Jack Jacobs, who was called “Indian Jack” during his playing days because he was a member of the Creek tribe, was born on August 7, 1919. He grew up in Muskogee, Oklahoma and starred for the Oklahoma Sooners in college. Drafted by the Cleveland Rams in the second round of the 1942 NFL draft, Jack played one season in Cleveland before going into the military for over two years. When he returned to the Rams during the 1945 season, rookie Bob Waterfield was in the process of leading Cleveland to the NFL title. In the offseason, the Rams traded Jack to the Redskins, where he backed up Sammy Baugh for one season.

The next year, Curly Lambeau sent halfback Bob Nussbaumer to Washington for Jacobs, whom he envisioned as his first T formation quarterback. In 1947, Green Bay became one of the last NFL teams to switch to the T with the imported Jacobs, who had trained in the scheme over the last two seasons. Lambeau had his own version of the T to some extent, sometimes having the ball snapped directly to a deep back although Jacobs was lined up at quarterback for each play. Jacobs had a good year with 16 touchdown passes and 17 interceptions in leading the Packers to a 6-5-1 record, their last winning season until the arrival of Vince Lombardi in 1959. On film, he appears to have a strong but somewhat inaccurate arm, however, the vocal leader also was skilled at running, punting and playing defense.

Jack had some injury problems in 1948 and his TD to INT ratio sank to five TDs and 21 interceptions. The following season, his last in the NFL, he dropped on the depth chart behind struggling youngsters Jug Girard and Stan Heath on a very bad Packers’ team. Looking back, he told the Green Bay Press Gazette in 1968, “Football was a lot simpler back when I played. Not so many plays to remember.  You hardly ever called a play from scrimmage like they do today. Today, you get all sorts of defenses you have to try to adjust to at the last minute.”

Jacobs moved north in 1950 and began a five-year stint with Winnipeg in the Canadian League that would result in his eventual election to the Canadian Football Hall of Fame. In Winnipeg, he twice led the Blue Bombers to Grey Cup berths, won the League MVP award once, threw for over 30 touchdowns twice and tossed 104 touchdown passes and just 53 interceptions. After coaching Canadian football for several years, Jack eventually settled in Greensboro, North Carolina, where he had a corrugated box company until he died from a heart attack on January 12, 1974.

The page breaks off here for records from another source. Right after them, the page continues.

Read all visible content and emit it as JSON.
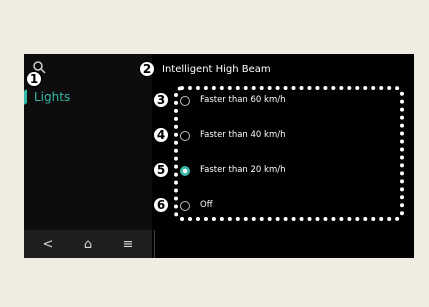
{
  "sidebar": {
    "search_icon": "search-icon",
    "selected_item": "Lights"
  },
  "screen": {
    "title": "Intelligent High Beam"
  },
  "options": [
    {
      "label": "Faster than 60 km/h",
      "selected": false
    },
    {
      "label": "Faster than 40 km/h",
      "selected": false
    },
    {
      "label": "Faster than 20 km/h",
      "selected": true
    },
    {
      "label": "Off",
      "selected": false
    }
  ],
  "bottom_nav": {
    "back_symbol": "<",
    "home_symbol": "⌂",
    "menu_symbol": "≡"
  },
  "callouts": [
    "1",
    "2",
    "3",
    "4",
    "5",
    "6"
  ],
  "colors": {
    "accent": "#36b7a7",
    "screen_bg": "#000000",
    "page_bg": "#efece2"
  }
}
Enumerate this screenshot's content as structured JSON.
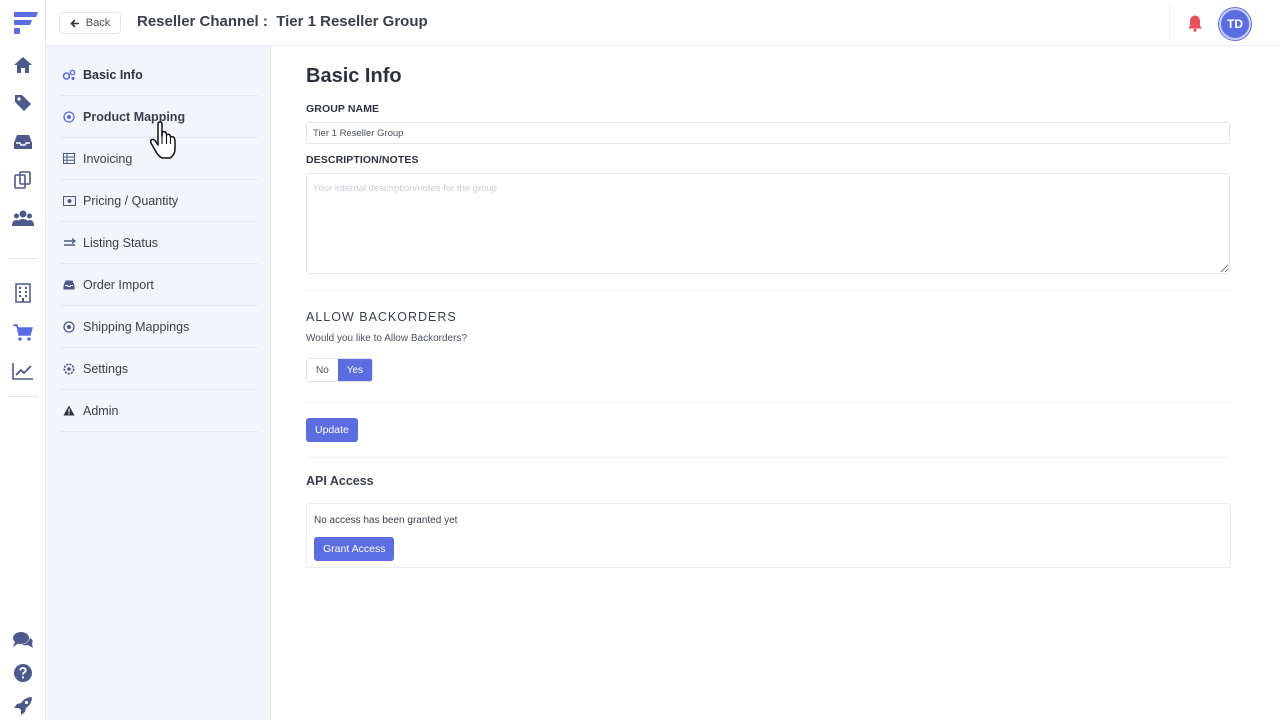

1951tjjacobs  1947jjacobs

1948bjjacobs  1949ljjacobs

Custom cards are all colorized.